Monday, December 27, 2010

Darkness Visible

Been spending time with a group of young women in Hawaii trying to unravel the thorny points of class, gender and sexuality;  of nationalism, regionalism and transnationalism;  of language and literature;  of what constitutes the politics of women in this age of globalization.  One asked what my writing process was -- and strangely enough, I'd been thinking about it -- for the long work specifically, since I tend to go on automatic with short pieces, sitting down and after hours of barely eating or sleeping, getting up only after the last punctuation. 

A long work often begins with an image, an idea, an event -- which becomes like a train ticket that I tend to place in a desk drawer somewhere in the writing room of my mind and try hard to forget -- until the day I can no longer procrastinate and open the drawer, pick up the ticket and embark on the journey toward another world, where I am another person.  I don't much like it, because it means going through the tribulations and stresses of a lifetime within a year or two;  and also because as I become the character and that world, my world, I resent intrusions from reality and become anti-social.

That is the process -- a journey through an unfamiliar and yet familiar universe;  where I am both main character and all characters at the same time and yet remain in total control of the evolution of events toward an end of which I have no inkling.
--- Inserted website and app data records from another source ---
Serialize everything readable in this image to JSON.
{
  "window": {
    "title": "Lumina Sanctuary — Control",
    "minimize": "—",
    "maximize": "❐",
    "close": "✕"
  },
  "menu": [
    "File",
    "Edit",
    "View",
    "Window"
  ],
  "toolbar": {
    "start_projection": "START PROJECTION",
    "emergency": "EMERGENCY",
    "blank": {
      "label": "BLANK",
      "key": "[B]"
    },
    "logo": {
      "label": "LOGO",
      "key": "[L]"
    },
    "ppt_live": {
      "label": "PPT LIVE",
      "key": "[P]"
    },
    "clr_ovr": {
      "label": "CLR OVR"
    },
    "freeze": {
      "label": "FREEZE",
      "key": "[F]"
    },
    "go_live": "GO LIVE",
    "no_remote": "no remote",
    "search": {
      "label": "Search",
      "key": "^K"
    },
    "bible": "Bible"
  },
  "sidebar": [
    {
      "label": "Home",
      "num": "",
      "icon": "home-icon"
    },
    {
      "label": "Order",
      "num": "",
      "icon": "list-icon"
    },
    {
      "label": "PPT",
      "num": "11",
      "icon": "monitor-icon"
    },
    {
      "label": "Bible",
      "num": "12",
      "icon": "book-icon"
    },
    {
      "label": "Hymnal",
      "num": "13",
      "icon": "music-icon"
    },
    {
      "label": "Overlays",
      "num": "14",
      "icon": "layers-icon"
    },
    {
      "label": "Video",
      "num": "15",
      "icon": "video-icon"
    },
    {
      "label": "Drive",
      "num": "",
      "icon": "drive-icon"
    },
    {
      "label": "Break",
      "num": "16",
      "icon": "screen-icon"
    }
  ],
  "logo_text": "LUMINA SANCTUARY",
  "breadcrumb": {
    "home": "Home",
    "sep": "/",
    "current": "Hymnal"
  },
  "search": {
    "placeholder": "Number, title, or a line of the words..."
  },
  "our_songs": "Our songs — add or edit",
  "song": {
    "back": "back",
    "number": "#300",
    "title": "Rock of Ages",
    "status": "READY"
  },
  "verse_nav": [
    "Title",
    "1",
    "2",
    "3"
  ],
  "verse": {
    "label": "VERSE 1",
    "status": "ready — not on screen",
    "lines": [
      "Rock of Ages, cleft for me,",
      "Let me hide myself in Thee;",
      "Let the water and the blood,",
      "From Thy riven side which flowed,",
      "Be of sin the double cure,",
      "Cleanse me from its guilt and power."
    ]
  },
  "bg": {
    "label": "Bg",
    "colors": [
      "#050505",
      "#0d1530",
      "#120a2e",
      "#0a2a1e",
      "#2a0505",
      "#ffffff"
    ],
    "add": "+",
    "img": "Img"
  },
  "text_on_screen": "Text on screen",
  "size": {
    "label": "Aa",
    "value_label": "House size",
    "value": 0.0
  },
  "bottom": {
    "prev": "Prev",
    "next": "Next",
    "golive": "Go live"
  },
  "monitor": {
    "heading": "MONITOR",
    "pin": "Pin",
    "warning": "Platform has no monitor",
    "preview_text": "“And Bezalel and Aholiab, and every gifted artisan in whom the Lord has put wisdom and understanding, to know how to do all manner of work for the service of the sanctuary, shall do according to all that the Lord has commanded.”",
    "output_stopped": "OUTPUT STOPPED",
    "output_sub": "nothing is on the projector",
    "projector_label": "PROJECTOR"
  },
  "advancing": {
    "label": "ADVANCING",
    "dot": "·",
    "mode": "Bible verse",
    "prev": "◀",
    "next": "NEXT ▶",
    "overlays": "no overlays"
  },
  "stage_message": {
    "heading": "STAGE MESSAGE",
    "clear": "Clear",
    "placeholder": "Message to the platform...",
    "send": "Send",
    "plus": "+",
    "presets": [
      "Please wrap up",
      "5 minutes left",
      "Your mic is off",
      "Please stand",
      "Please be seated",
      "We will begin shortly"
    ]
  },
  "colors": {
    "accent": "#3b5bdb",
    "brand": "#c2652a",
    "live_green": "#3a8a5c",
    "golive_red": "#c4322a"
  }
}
I've had great trouble with this last manuscript, because the real person keeps intruding between me and herself as character, returning me again and again to herself as a person versus herself as character, not understanding that my relationship is not with her but with herself as character, that I needed to deconstruct her, then reconstruct her, so that the angles of her being come out very sharply, acutely, rather than have circumstances grind them down to ordinary smoothness.  Her character may own me but she herself as a person does not.  I have absolutely neither desire nor need to have any personal relationship with her, once she has transferred her life to me.

How does one explain that to the subject of one's writings?

I am often tempted to snarl, "leave me alone -- I'm not interested in the present you but you as a sum total of your past."  Interested in what has been shaped, not in what is being shaped.  Not interested in your current crises but rather how these came about and what could possibly result from them -- mainly because every tale must have completion, even if that completion is also the beginning of another paradigm. 

In quantum physics, one sees what one is looking for only after it has gone. 

Recently, when faced by the difficulty of explaining such a conundrum to non-writers, I find myself hoisting my Nikon and taking photographs -- probably in an attempt how this freezing of the instant, the stopping of time, is so important to my writing process. 

Here's a photo I took on the night of the full moon, 21st December, from the 25th floor of a building in Honolulu.  I call it Darkness Visible.  Click on photo to supersize. 

Saturday, December 11, 2010

Two Di-Ba's

Wearing anting-anting (amulets)....

Damn, I'm beginning to look like my mother.  Ha!

Monday, December 06, 2010

Wednesday, November 17, 2010


"...But first, we have to clarify who really are the victims," said President Benigno Aquino III, regarding compensation for victims of Marcos-era human rights violations. 

By admission of Marcos's own then Defense Minister, 100,000 people were arrested and imprisoned without trial;  they called it detention.

Less than 10,000 were plaintiffs in the Marcos tort case;  the Hawaii court's synchronized database is only 7,500. 

It's been 24 years and it's still not known who the victims are?  It didn't take that long to document the Holocaust victims who were in the millions. 

Don't hold your breath;  this is another 2+2=2+2, maintaining impunity alive.

Be outraged;  be very outraged.  -- ##


Here's a response to the piece I wrote on the Marcos Tort Case:

Let's see if 2+2 will be 4 this time. 

I'd like to be proven wrong on this one but I wouldn't hold my breath.